British Prime Minister Theresa May has “secured legally-binding changes to the Brexit deal”, Cabinet Minister David Lidington announced on Monday evening from London, as May met with European Commission President Jean-Claude Juncker in Strasbourg.

May made an eleventh-hour dash to Strasbourg, France, on Monday evening to try to get concessions from European Union officials ahead of a “meaningful vote” on her Brexit deal in the UK parliament on Tuesday.

David Lidington told the House of Commons shortly before 23:00 CET that May had “secured legally-binding changes that strengthen and improve the Withdrawal Agreement and political declaration.”

“Tonight we will be laying two new documents to the House – a joint legally binding instrument on the withdrawal agreement and a joint statement to supplement the political declaration,” he added.

The two documents will ensure the EU “cannot try to trap the UK in the backtop indefinetly,” he explained.

Lidington addressed the UK parliament while May and Juncker were still meeting despite a press conference initially scheduled for 22:00 CET.

Instead Juncker and May addressed reporters at around 23:40 CET.

“We left no stone unturned, our mind has always been open,” Juncker said, adding that the concessions from the EU amounted to a second chance “but there will be no third chance.”

In a letter to European Council President Donald Tusk, which he tweeted, Juncker said the UK’s exit from the bloc should be completed by May 23-26 EU elections.

“If the United Kingdom has not left the European Union by then, it will be legally required to hold these elections, in line with the rights and obligations of all Member States as set out in the Treaties.”

The two leaders vowed to find an alternative solution to the backstop arrangement by 2020.

The British leader required legally-binding changes to the backstop arrangement in order to appease Brexiteer lawmakers within her own ruling Conservative party and avoid a repeat of the historic defeat she suffered in January when lawmakers rejected the Withdrawal Agreement by a 230-vote margin.

Under the backstop, the UK would remain in a customs union with the EU in the absence of a trade deal, and Northern Ireland would stay aligned to some EU rules. The premise is that the UK’s desire to leave the EU’s single market and customs union would otherwise require checks and controls as the two sides diverged.

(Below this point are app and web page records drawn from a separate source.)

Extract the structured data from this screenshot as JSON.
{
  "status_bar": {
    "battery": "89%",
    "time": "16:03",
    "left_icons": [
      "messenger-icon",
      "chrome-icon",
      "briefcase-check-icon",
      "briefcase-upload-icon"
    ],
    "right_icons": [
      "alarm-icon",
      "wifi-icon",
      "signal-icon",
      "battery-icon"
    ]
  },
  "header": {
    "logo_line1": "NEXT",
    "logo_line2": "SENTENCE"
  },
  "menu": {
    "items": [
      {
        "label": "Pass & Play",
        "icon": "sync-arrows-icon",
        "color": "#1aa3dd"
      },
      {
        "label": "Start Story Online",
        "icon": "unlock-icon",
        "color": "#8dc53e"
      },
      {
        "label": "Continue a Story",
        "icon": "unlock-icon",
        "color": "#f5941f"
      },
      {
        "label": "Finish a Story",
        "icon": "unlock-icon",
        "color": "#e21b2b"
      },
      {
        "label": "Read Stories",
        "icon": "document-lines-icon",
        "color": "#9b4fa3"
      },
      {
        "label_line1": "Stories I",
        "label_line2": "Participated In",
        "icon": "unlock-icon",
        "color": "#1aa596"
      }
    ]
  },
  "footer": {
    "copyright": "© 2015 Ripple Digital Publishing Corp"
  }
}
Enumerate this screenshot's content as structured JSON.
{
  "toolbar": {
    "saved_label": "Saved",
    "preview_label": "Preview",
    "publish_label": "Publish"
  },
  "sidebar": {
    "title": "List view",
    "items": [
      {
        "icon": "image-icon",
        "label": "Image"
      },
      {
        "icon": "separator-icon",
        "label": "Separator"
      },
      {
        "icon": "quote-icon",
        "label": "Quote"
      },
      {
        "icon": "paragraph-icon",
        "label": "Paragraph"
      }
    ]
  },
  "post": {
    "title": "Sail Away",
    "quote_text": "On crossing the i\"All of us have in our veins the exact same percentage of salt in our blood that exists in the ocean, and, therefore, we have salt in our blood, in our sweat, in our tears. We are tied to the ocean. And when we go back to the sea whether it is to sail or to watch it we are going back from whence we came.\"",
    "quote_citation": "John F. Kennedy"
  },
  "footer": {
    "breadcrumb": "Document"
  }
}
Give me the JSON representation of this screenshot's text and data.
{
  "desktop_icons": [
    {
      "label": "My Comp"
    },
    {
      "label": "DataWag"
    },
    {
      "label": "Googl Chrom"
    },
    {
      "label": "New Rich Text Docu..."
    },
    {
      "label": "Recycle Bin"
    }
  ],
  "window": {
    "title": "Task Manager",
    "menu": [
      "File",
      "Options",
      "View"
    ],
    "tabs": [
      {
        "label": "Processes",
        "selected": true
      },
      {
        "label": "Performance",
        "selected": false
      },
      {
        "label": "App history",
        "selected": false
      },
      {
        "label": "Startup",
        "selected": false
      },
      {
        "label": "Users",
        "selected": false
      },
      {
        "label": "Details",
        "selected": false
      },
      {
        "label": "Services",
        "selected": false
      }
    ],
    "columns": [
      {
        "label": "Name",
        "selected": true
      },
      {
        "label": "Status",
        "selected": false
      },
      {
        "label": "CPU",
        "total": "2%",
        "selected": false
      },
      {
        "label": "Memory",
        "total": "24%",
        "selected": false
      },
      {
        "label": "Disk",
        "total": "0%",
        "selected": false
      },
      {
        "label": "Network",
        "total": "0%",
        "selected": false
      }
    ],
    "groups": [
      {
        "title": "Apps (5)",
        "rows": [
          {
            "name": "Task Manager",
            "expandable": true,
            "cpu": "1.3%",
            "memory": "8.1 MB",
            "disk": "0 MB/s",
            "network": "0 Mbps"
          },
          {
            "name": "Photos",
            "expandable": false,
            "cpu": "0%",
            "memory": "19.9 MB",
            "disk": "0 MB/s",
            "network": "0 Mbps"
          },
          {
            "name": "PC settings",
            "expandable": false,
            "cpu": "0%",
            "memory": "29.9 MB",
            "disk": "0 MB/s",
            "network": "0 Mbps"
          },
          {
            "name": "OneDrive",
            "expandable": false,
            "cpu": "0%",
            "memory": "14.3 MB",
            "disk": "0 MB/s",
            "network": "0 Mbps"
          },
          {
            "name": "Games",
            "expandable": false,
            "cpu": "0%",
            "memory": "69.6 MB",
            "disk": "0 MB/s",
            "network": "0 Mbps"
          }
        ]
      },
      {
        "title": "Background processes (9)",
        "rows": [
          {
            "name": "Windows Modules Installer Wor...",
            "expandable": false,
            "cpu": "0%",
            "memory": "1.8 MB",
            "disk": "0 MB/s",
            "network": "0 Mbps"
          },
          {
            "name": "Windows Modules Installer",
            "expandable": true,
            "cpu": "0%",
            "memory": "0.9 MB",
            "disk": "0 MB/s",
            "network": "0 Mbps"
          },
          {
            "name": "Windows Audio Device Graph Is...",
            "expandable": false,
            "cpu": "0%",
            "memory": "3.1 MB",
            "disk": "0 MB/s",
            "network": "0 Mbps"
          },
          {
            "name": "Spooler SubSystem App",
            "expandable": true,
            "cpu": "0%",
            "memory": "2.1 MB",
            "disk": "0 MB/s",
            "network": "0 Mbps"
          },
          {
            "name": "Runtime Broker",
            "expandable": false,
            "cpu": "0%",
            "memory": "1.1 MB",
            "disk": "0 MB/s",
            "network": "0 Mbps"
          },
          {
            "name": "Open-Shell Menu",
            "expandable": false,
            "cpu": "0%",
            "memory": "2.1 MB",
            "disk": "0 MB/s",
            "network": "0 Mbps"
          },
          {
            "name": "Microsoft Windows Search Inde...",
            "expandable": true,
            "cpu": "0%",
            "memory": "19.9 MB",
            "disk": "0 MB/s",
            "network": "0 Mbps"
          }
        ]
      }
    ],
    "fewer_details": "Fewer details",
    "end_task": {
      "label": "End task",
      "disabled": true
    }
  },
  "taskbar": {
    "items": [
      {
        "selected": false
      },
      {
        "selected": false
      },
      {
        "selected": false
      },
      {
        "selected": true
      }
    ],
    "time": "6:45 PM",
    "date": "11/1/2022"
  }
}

But Britain’s attorney Geoffrey Cox criticised the mechanism, warning the country could remain indefinitely stuck in the bloc’s customs union.

May’s trip comes after her Brexit minister’s testimony to the British parliament’s Exiting the European Union Committee was postponed “for reasons connected to the negotiations.” Stephen Barclay will instead address the committee at 12:15 CET on Tuesday.

May is also scheduled to meet with the EU parliament’s president, Antonio Tajani, and chief negotiator, Guy Verhofstadt.

Ahead of the meeting Verhofstadt said that he hoped “progress can be made, if it is possible, as a no deal Brexit would be a catastrophe.”

The last-minute compromise did not convince opposition Labour leader Jeremy Corbyn

“The Prime Minister’s negotiations have failed. This evening’s agreement with the European Commission does not contain anything approaching the changes Theresa May promised parliament,” Corbyn said in a statement. “That’s why Members of Parliament must reject this deal tomorrow.”

British lawmakers will vote on May’s deal on Tuesday evening. If they reject it, another vote is expected to be held on Wednesday to determine whether to allow a no-deal Brexit to take place. If MPs discard that scenario, they will then vote on whether to extend Article 50.

Lidington warned MPs that the “improved deal” would be the “only deal” on offer and said: “Vote for an improved deal or plunge this country into a political crisis.”

The UK will officially leave the EU on March 29.